LONDON (Reuters) - The boss of Standard Chartered (STAN.L) has warned that Dubai risks damaging its status as a financial centre as a result of the trade boycott of Qatar by a Saudi-led bloc, which includes the United Arab Emirates.
Standard Chartered is a major lender across the Middle East and CEO Bill Winters said it could become increasingly difficult for Dubai to act as a comprehensive regional hub for international companies’ Gulf operations if the tension in the region continued.
“There is a lot of benefit we get from having a Dubai hub, we are looking to see what the effect of this will be,” he told Reuters.
“There is a risk of turning away from the UAE.”
Dubai, the largest city in the UAE, emerged as the region’s main banking hub after the establishment in 2004 of a low-tax, independent zone known as Dubai International Financial Centre.
The zone now is home to over 400 financial services firms including 17 of the world’s top 20 banks, according to its website, with incentives including a 50-year guarantee of zero tax on corporate income and profits.
But the diplomatic rift with Qatar could make it harder for global banks to base the vast majority of their coverage of the Gulf out of Dubai.
Winters said Standard Chartered itself had no plans to change its Gulf operations, though it is watching the situation closely.
Standard Chartered earns close to 20 percent of total revenue from its Africa and Middle East operations, with much of those being managed out of Dubai.
The UAE, Saudi Arabia, Egypt, and Bahrain on June 5 cut ties with the tiny state of Qatar over Saudi allegations that Qatar has been supporting Islamist groups. Doha has denied the allegations.
The rift has prompted some banks from Saudi Arabia, the UAE and Bahrain to reduce their exposure to Qatar in various ways, including by delaying letters of credit and investment deals.
The UAE central bank has ordered local banks to stop dealing with a number of individuals and entities with alleged links to Qatar and to freeze their assets, while advising banks to apply enhanced due diligence for any accounts they hold with six Qatari banks.
Standard Chartered employs around 128 staff in Qatar, offering personal and corporate banking in the country.

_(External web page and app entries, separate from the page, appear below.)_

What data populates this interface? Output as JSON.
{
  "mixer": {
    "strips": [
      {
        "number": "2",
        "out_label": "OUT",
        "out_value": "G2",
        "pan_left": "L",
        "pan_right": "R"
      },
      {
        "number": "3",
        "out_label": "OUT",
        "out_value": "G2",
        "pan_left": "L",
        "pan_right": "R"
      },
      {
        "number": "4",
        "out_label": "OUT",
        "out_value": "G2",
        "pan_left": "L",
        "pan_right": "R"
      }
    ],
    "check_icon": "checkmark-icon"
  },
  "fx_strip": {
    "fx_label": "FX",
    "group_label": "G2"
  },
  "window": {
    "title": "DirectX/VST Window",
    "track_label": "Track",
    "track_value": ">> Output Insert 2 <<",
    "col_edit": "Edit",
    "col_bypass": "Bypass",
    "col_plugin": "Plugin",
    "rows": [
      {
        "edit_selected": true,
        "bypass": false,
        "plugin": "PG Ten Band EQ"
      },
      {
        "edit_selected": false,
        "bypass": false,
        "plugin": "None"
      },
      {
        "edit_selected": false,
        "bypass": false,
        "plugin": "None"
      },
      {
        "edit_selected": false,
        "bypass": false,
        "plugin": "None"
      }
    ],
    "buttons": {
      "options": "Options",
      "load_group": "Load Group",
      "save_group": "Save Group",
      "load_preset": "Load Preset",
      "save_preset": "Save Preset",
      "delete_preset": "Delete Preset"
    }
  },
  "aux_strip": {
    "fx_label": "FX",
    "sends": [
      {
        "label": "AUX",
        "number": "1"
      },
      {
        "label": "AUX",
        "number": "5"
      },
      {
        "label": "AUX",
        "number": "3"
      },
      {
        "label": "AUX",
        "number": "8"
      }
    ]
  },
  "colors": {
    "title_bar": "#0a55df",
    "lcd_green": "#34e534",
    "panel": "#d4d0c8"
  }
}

The bank appointed Abdulla Bukhowa, a Bahraini national, to head its Qatar operations in March this year. He left the country when the tensions began.
Winters said his bank does not handle a huge amount of cross-border business directly between Qatar and the United Arab Emirates, but that his staff are mindful of the situation.
“Everybody is aware of the situation – what we don’t do is start pitching to UAE companies about deals in Qatar or doing business there, but we are not fundamentally changing the way we do business,” he said.
Since the trade boycott began, Dubai officials have shied away from any suggestion that the rift is having a negative impact on business in the emirate. But companies doing business with Qatar have faced disruptions such as longer travel times and having to find new suppliers.
Investment banking fees in the Middle East from merger and corporate fundraising activity totalled $492 million in the first half of this year, Thomson Reuters data showed. This was 13.3 percent lower than in the same period in the previous year.
Reporting by Rachel Armstrong, Lawrence White and Anjuli Davies; Additional reporting by Tom Arnold. Editing by Jane Merriman